The Golden State Warriors suffered a stunning loss in Game 2 of their first round playoff series on Monday night, blowing a 31-point lead to the Los Angeles Clippers in a 135-131 defeat.
Rather than giving the heavily favored Warriors a comfortable 2-0 lead, the result tied the best-of-seven Western Conference playoff series at one game each.
Comeback Breaks NBA Playoff Record
With about 7:30 remaining in the third quarter, Golden State held a 94-63 lead and appeared to be cruising to victory. The Warriors were digging deeper into their rotation even with nearly 20 minutes left to play, and it appeared that the defending champions were, as predicted, having little trouble handling the Clippers in the first round of the postseason.
That’s when Lou Williams led the greatest comeback in the history of the NBA playoffs. Williams shot 13-for-22 to score 36 points while dishing out 11 assists, and hit two mid-range jumpers in the final 90 seconds to help complete the comeback.

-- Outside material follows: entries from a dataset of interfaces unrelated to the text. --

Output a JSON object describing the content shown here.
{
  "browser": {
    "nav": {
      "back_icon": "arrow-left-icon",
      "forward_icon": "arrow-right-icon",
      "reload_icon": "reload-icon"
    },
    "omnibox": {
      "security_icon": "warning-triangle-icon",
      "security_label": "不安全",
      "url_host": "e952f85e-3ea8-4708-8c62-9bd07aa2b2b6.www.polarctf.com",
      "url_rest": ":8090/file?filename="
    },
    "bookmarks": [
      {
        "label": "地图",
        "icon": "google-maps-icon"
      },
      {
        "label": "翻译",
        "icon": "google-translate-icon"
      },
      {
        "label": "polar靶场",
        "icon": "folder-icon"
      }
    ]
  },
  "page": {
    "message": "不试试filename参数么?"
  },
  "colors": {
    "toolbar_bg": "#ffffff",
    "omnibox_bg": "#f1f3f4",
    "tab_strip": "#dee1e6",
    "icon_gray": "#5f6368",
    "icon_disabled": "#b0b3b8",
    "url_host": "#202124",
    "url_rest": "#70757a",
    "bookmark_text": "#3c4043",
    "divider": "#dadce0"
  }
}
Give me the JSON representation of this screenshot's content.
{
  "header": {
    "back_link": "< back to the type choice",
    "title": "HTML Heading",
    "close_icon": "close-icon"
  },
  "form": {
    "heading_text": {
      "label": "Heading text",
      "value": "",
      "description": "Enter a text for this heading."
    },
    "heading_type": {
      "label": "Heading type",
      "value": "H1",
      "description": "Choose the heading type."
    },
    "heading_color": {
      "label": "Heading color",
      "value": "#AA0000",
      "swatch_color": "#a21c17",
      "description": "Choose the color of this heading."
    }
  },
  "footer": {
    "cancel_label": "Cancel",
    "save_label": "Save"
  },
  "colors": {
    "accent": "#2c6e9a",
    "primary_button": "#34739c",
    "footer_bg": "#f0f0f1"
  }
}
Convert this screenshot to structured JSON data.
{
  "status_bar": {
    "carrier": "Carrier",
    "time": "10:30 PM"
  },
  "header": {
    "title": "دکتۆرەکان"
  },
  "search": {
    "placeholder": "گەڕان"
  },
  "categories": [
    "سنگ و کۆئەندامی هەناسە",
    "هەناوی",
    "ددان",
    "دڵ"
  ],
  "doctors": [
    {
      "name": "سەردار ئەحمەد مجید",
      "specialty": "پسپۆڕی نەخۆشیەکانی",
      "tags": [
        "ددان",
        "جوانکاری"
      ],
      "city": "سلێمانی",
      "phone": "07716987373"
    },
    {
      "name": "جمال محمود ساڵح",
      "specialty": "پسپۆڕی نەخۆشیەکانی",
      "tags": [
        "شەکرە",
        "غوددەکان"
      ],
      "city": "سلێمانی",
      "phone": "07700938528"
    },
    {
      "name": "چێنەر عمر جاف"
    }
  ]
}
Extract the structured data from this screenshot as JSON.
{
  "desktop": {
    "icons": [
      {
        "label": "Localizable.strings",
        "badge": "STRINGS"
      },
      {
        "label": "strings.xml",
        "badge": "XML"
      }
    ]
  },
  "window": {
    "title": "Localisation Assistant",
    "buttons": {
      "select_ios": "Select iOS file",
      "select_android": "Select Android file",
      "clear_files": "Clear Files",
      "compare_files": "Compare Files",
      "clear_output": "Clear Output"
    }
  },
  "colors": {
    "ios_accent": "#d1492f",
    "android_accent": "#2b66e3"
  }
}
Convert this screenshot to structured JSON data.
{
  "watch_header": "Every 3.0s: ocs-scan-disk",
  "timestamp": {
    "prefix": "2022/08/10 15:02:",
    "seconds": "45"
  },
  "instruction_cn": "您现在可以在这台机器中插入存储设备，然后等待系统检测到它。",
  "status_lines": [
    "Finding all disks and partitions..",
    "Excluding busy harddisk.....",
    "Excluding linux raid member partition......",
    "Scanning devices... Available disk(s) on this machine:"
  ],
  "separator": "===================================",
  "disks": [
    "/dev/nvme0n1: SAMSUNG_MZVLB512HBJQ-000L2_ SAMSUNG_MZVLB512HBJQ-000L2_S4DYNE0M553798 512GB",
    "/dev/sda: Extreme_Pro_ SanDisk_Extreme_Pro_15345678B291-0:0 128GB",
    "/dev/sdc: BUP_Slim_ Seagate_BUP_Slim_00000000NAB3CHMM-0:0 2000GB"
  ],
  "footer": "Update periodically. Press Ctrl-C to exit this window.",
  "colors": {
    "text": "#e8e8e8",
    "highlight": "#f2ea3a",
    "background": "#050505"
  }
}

“You’re competitive and you get lost in the game,” Williams told reporters afterwards. “Once you cut the lead to 12, you cut the lead to 10, then you realize you’ve got a game going. I’m one of those guys who can get hot.”
Even though the game finished late Monday, the incredible turnaround got plenty of attention, with social media jumping all over the Warriors for surrendering what seemed to be an insurmountable advantage.
Well actually https://t.co/XI32py0bfx
— The Ringer (@ringer) April 16, 2019
The comeback broke a record set by the Los Angeles Lakers in 1989, when they overcame a 29-point deficit to beat the Seattle Supersonics in the Western Conference semifinals.
Coaches: Spirit, Effort Led to Turnaround
According to Clippers head coach Doc Rivers, the win was a testament to the resilience of his players rather than any brilliant tactical decisions he made.
“We changed a couple things offensively and defensively in the third on the fly. It worked out for us. But I thought it was our spirit more than anything,” Rivers told reporters. “I loved the end of the game.”
On the other end of the floor, Warriors coach Steve Kerr felt like his team simply didn’t put the effort in that was needed to finish off the game.
“When I say we stopped playing, we stopped playing, like defense, offense, execution-wise we were not as engaged as we needed to be,” Kerr told reporters. “We got exactly what we deserved. The Clippers were great. They executed, they were hungry, they stayed connected. They were together.”
The loss of a game may not have been the worst news Golden State received on Monday night. According to an ESPN report, sources say that DeMarcus Cousins suffered a torn left quadriceps while chasing a loose ball early in the first quarter of Monday night’s game. That report said it was unclear how long Cousins might be out of action, or if he might need surgery to repair the injury.
But despite the shocking loss and the Cousins injury, the Warriors are still an overwhelming favorite to get through to the second round. William Hill lists Golden State as a 1/50 favorite to get past the Clippers, and gives the Warriors 4/9 odds of repeating as NBA champions this year.